* _Task item_
Each line containing the string "content" should be copied out of the entries.

Collected data:
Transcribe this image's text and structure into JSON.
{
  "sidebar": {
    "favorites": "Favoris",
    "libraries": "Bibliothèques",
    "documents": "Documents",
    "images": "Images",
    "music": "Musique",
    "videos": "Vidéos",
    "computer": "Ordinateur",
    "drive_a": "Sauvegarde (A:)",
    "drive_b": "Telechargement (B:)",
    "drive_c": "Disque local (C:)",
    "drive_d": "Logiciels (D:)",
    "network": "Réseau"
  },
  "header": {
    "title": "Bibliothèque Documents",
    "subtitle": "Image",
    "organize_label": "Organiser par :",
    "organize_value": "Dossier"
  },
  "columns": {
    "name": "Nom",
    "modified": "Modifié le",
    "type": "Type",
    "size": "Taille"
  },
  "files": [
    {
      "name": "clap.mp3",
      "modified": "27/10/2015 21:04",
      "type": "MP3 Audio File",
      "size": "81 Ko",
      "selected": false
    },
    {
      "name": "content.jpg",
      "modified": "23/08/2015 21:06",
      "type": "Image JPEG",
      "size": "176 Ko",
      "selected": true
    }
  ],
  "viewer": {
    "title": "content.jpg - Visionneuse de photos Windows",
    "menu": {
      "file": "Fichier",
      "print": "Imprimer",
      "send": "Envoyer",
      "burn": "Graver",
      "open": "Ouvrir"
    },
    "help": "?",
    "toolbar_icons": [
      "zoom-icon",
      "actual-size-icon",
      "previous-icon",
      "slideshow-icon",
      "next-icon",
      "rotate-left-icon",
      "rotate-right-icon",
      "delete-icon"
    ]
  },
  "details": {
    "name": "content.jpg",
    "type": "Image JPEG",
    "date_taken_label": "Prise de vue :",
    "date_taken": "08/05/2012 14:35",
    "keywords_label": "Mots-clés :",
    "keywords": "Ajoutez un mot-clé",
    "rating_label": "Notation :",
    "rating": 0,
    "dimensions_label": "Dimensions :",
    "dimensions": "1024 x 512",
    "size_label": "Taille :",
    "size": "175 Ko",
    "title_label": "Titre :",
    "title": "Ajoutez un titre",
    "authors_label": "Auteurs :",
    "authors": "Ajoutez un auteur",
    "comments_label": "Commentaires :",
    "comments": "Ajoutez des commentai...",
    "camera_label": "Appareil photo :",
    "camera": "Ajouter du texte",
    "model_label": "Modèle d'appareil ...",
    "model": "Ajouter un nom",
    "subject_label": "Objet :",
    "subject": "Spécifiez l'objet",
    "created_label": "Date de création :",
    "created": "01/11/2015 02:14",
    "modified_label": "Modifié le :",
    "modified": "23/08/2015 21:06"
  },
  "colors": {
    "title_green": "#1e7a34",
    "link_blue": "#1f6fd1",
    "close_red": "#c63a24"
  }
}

* _Problem solution_
      "name": "content.jpg",
    "title": "content.jpg - Visionneuse de photos Windows",
    "name": "content.jpg",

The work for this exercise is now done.